October 03, 2019
The sound of 200-plus students chatting with each other fills the tiered lecture hall at the University of King’s College in Halifax as the first day of Foundation Year Program (FYP) begins. Most of these students moved into residence only a few days ago, but friendships are already forming. Laptops, refillable water bottles and copies of The Epic of Gilgamesh cover the tabletops. The book-length poem, written in Mesopotamia circa 1800 BCE, is considered one of the earliest great works of literature.
Started in 1972, the FYP (sounds like “flip”) is regarded as one of Canada’s top Great Books courses, and has a national reputation for excellence as an alternative first-year of undergraduate studies. Throughout their first year, students at King’s make a temporal journey through the rise of civilization via its great works of philosophy, literature, art and science.
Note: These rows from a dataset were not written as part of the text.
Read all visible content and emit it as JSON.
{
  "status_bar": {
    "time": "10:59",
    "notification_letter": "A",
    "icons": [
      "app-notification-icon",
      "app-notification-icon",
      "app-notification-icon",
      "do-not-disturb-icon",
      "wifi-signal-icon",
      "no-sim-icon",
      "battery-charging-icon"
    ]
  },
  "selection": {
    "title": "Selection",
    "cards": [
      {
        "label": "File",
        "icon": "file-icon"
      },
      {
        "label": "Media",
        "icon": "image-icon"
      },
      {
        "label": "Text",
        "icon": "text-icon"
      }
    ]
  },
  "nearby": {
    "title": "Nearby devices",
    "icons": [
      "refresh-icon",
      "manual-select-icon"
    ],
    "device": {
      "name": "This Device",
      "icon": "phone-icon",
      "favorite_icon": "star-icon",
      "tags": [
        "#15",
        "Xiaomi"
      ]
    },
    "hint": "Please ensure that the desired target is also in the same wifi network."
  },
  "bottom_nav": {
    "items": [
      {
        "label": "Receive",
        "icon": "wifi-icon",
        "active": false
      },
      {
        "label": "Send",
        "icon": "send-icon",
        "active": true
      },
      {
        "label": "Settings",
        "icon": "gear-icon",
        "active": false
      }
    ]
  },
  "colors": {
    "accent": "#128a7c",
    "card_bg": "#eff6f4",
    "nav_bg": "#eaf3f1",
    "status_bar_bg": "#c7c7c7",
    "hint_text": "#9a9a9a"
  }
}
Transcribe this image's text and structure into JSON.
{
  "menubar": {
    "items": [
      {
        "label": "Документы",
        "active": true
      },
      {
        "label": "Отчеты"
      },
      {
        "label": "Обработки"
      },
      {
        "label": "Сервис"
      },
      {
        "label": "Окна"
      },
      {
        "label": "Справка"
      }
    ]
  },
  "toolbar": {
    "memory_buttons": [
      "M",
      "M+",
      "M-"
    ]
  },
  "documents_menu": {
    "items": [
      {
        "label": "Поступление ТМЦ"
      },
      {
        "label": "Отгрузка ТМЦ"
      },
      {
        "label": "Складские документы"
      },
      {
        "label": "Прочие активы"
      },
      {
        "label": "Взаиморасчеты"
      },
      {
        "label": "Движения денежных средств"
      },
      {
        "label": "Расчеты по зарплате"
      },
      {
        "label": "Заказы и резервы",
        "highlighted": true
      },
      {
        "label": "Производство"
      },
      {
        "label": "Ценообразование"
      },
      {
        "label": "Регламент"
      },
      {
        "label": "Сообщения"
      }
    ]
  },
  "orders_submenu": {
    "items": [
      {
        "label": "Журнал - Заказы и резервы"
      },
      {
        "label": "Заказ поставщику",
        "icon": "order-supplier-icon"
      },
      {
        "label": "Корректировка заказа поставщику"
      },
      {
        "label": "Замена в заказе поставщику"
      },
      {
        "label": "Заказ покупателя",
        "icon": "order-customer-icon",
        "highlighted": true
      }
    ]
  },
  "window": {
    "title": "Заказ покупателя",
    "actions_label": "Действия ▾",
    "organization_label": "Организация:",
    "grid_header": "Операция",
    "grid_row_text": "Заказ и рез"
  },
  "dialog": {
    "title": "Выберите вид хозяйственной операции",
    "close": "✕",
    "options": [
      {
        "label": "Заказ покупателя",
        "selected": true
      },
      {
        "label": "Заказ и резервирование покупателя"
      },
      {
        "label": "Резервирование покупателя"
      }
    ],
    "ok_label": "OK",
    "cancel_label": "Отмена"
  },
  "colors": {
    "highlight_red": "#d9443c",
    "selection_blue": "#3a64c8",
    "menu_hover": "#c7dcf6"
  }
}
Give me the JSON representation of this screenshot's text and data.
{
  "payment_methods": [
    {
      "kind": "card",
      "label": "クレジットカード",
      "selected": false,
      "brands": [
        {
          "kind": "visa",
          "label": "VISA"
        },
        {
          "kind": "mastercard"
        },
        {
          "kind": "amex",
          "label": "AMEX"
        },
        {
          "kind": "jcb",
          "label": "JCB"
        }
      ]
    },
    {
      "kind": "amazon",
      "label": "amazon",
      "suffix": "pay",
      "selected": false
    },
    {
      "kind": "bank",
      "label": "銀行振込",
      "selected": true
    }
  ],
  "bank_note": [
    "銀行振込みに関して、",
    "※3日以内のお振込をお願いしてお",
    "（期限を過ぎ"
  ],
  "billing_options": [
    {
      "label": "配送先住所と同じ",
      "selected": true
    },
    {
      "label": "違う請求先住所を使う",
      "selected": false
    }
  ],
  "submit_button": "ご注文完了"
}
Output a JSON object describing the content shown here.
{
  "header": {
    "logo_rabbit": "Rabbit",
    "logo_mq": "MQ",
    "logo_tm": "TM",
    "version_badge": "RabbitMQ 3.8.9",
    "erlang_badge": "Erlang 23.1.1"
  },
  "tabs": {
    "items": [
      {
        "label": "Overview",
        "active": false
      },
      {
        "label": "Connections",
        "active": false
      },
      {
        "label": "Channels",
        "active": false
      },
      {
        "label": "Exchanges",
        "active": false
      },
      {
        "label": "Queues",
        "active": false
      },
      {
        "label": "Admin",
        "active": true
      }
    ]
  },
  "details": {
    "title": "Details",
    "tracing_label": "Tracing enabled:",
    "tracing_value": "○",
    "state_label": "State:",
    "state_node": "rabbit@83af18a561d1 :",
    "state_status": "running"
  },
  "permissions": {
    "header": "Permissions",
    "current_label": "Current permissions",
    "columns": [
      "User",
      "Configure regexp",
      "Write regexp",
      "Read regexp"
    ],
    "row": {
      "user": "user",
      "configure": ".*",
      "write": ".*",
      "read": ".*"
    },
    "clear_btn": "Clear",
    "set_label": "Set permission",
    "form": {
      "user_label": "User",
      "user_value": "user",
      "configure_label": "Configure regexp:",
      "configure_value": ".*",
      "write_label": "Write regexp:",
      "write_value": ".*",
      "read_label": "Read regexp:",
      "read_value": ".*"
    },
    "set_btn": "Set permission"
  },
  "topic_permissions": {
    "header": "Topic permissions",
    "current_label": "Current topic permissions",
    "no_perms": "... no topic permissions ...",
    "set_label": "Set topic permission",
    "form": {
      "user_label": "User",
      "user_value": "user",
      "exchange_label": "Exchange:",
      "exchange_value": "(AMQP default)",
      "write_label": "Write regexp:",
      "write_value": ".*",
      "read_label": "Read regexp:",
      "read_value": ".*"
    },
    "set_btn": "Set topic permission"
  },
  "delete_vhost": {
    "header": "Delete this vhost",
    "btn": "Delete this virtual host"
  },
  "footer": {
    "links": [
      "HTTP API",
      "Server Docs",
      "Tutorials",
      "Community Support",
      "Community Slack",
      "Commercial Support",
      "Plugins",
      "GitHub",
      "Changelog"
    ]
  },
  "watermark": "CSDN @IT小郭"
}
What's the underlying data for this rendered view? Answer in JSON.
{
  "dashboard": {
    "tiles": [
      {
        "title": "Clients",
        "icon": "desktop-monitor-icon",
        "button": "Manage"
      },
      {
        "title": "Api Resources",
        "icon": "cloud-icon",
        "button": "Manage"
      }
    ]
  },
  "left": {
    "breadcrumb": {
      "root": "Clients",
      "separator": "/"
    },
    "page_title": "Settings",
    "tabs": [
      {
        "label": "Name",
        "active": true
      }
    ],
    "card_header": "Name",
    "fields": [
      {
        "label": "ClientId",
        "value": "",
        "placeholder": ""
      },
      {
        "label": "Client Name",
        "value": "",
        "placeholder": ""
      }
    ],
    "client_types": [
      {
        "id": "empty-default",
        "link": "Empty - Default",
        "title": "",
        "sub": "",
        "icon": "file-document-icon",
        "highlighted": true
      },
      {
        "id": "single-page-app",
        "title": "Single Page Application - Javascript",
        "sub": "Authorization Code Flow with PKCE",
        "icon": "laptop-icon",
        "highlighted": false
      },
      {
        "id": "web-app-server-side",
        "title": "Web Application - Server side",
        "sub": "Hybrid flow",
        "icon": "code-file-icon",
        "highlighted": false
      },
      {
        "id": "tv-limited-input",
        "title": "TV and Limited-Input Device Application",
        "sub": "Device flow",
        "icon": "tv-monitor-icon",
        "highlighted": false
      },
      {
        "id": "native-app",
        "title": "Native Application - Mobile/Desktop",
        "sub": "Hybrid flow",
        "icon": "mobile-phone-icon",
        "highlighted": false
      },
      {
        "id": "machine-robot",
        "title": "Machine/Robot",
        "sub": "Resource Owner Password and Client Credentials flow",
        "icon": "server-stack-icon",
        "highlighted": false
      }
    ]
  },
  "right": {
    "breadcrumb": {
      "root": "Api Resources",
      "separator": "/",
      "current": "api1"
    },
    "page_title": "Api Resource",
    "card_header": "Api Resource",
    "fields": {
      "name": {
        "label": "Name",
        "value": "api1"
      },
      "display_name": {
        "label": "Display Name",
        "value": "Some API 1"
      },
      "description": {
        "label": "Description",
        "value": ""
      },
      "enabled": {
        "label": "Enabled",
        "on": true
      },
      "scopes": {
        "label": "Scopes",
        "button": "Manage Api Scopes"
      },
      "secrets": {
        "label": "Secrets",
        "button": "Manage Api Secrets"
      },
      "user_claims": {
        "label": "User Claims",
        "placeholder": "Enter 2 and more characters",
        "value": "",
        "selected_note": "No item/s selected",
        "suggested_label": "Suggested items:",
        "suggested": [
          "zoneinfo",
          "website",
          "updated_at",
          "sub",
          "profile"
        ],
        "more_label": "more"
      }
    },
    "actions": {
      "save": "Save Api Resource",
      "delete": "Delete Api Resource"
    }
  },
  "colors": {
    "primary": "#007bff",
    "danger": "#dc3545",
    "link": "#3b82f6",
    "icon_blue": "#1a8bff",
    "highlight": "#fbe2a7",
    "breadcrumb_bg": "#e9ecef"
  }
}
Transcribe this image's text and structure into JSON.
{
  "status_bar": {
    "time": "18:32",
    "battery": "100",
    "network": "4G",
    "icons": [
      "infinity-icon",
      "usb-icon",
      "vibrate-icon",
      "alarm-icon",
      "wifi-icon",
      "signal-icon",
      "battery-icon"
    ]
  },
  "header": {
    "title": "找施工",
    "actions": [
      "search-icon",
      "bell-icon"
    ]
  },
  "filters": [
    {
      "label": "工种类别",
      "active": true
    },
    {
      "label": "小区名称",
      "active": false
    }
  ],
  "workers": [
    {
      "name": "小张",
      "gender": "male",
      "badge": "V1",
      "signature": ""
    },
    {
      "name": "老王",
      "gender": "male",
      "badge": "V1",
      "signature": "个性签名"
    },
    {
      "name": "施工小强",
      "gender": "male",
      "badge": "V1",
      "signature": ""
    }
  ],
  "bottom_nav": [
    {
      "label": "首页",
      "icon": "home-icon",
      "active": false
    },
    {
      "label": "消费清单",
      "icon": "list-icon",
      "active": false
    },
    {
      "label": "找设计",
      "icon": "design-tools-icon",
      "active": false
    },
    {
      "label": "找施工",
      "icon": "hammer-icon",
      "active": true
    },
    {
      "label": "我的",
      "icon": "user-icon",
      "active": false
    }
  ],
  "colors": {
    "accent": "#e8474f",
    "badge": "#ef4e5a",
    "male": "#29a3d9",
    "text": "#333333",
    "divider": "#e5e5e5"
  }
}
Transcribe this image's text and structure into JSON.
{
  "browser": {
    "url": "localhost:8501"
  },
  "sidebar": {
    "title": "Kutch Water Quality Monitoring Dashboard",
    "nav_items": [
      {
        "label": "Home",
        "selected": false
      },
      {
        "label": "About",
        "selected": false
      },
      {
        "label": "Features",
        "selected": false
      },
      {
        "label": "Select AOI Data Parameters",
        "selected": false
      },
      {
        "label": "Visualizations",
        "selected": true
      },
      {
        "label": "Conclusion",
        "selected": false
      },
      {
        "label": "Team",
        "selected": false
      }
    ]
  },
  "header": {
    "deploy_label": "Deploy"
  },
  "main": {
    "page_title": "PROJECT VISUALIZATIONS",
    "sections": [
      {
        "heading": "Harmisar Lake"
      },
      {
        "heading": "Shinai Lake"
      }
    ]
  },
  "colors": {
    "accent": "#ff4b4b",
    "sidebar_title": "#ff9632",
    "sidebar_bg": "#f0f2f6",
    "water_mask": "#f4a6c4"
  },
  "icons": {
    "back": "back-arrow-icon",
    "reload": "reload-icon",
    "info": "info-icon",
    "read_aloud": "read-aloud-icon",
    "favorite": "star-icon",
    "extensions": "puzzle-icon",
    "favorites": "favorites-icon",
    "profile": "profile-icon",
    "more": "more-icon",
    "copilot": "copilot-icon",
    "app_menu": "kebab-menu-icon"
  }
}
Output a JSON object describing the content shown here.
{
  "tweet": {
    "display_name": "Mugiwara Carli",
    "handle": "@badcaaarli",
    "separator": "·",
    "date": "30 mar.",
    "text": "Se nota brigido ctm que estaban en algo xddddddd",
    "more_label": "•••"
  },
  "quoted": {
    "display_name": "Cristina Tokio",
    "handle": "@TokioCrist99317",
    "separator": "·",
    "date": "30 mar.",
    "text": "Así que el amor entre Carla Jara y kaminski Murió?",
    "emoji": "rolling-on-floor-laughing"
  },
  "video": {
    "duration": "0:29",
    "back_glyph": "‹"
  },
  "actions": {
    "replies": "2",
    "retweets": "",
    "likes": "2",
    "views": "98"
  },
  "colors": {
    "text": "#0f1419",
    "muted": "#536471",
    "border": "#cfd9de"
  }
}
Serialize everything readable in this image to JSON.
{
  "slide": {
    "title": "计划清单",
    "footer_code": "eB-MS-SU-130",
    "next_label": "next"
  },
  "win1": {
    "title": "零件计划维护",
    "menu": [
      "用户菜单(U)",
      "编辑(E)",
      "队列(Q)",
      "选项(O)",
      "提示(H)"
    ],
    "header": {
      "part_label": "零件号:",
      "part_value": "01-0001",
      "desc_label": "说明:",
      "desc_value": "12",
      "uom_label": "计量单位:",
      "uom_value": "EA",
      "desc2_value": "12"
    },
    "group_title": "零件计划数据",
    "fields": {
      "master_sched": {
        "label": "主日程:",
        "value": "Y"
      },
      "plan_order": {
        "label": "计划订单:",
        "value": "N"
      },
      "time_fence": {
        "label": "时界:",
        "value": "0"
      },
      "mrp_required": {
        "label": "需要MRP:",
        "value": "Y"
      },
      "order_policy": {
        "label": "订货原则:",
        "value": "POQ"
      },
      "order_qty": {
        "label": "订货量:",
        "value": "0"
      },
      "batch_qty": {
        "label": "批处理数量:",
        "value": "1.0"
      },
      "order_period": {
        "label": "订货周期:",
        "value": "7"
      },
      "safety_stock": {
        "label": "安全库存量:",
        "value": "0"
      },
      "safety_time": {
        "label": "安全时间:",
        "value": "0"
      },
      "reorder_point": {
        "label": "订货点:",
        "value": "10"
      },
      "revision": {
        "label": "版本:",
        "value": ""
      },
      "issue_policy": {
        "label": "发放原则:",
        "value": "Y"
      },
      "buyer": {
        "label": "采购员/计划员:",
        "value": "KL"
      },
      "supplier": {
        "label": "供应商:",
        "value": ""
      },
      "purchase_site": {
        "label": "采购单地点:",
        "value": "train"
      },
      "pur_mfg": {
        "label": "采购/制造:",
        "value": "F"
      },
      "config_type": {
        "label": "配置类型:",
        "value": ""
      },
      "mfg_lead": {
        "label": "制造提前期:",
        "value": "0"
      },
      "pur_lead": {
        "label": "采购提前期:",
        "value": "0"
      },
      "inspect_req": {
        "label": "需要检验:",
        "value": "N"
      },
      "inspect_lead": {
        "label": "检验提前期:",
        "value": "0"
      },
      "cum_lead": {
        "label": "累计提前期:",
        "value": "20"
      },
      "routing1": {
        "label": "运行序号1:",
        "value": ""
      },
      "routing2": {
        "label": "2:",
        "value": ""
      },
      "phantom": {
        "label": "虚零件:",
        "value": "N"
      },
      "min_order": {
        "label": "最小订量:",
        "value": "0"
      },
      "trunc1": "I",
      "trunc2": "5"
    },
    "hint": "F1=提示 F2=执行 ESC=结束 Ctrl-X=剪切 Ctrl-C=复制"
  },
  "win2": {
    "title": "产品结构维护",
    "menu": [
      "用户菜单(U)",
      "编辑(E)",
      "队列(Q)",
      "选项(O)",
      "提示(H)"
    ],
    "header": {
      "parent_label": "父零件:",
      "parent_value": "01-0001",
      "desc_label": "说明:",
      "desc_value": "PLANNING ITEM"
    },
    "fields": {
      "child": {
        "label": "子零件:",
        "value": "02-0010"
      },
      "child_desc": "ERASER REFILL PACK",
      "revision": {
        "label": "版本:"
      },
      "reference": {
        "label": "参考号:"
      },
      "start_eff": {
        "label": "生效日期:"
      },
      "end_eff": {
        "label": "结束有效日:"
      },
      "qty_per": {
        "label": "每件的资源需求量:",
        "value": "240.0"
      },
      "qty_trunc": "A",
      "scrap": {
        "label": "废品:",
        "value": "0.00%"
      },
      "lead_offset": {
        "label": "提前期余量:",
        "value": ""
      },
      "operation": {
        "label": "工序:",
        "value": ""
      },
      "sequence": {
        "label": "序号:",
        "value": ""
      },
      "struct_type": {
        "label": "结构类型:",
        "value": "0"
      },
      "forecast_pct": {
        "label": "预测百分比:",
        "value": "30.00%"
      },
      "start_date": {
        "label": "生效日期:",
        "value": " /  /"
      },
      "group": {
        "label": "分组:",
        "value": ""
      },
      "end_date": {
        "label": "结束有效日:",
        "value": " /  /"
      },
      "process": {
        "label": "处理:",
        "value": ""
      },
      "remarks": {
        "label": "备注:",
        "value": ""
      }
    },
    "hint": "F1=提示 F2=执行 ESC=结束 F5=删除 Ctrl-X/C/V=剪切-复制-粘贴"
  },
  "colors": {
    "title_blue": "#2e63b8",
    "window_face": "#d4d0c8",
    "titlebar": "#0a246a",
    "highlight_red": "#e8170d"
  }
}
“All of the texts we look at have what I call infinite interpretive possibilities,” says Neil Robertson, FYP’s director and an associate professor of humanities at King’s. “You never grow tired and there are always new interpretations. The students bring these texts to life in new ways. Each year brings its own questions, issues and concerns.”
Read the whole story on Macleans.ca